Microbial colonization and lung function in adolescents with cystic fibrosis.
Hector A, Kirn T, Ralhan A, Graepler-Mainka U, Berenbrinker S, Riethmueller J, Hogardt M, Wagner M, Pfleger A, Autenrieth I, Kappler M, Griese M, Eber E, Martus P, Hartl D.
With intensified antibiotic therapy and longer survival, patients with cystic fibrosis (CF) are colonized with a more complex pattern ofbacteria and fungi. However, the clinical relevance of these emerging pathogens for lung function remains poorly defined. The aim ofthis study was to assess the association of bacterial and fungal colonization patterns with lung function in adolescent patients with CF. Microbial colonization patterns and lung function parameters were assessed in 770 adolescent European (German/Austrian) CF patients in a retrospective study (median follow-up time: 10years). Colonization with Pseudomonas aeruginosa and MRSA were most strongly associated with loss of lung function, while mainly colonization with Haemophilus influenzae was associated with preservedlung function.
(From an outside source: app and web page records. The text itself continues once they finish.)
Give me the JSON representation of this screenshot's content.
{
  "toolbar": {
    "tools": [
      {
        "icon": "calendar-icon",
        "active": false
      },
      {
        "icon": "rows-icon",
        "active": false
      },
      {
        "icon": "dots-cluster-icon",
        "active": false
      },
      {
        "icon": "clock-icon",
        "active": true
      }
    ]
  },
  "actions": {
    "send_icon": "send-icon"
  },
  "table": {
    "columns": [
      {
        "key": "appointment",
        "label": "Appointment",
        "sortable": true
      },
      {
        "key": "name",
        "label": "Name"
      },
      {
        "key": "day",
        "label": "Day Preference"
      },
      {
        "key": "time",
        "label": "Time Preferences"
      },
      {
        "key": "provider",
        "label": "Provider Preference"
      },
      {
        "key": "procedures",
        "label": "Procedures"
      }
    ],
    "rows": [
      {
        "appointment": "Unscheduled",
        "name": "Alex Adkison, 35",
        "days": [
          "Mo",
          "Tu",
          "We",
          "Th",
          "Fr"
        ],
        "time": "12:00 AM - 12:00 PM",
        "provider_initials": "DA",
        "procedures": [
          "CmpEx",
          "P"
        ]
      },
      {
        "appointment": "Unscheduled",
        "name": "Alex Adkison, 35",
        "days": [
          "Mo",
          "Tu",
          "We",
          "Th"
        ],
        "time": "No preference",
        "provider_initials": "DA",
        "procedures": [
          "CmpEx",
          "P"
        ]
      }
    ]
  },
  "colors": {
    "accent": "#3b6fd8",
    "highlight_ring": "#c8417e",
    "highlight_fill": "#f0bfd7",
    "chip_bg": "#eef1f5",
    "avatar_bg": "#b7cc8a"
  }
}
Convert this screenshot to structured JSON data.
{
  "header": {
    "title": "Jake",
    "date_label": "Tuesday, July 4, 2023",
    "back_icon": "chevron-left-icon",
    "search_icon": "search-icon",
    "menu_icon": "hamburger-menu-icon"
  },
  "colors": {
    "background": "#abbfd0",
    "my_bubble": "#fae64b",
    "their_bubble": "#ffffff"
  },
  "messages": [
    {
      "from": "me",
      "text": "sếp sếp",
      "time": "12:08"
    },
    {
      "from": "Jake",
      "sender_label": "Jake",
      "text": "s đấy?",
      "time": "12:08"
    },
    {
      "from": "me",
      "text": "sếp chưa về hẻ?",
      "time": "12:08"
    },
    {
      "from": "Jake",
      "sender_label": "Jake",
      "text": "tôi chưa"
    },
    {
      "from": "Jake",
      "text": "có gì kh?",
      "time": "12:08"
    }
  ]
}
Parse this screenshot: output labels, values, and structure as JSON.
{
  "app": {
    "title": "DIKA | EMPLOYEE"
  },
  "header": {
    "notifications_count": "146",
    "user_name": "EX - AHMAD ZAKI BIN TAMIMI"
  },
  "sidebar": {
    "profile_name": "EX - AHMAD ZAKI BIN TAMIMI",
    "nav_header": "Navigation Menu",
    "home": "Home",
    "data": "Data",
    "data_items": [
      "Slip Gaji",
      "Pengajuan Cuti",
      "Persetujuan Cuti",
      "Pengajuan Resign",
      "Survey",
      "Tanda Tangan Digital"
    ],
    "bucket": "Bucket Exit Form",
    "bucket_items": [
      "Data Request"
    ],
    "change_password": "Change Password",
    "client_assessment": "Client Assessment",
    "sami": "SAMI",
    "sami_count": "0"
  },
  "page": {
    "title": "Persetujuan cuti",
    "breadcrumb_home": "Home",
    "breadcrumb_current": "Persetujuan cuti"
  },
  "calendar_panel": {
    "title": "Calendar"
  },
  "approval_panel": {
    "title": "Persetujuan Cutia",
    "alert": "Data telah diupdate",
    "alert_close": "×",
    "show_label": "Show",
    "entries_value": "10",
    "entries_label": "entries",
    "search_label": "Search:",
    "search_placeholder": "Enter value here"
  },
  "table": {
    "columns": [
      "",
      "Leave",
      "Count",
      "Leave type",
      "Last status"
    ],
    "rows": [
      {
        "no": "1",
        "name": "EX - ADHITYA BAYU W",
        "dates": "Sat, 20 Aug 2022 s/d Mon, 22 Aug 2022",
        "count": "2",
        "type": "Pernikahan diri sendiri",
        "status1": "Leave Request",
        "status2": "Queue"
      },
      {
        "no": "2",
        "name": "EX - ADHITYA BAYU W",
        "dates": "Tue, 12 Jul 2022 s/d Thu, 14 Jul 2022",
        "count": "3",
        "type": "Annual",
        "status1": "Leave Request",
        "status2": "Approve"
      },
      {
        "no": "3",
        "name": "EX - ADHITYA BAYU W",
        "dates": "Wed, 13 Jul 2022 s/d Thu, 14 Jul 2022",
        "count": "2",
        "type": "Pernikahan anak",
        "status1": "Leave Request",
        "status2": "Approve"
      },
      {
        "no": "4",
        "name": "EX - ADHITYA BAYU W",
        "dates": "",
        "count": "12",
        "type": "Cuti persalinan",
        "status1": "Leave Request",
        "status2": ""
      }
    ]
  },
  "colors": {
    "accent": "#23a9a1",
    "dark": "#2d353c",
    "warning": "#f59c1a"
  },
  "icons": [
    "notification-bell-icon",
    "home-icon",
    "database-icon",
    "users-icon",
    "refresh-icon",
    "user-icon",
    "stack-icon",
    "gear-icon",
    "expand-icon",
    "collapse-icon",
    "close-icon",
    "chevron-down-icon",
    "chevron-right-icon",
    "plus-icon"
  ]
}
Aspergillus fumigatus was the only species that was associated with an increased risk for infection with P. aeruginosa.Microbial interaction analysis revealed three distinct microbial clusters within the longitudinal course of CF lung disease. Collectively, this study identified potentially protective and harmful microbial colonization patterns in adolescent CF patients. Further studies in different patient cohorts are required to evaluate these microbial patterns and to assess their clinical relevance.
Copyright © 2016 European Cystic Fibrosis Society. Published by Elsevier B.V. All rights reserved.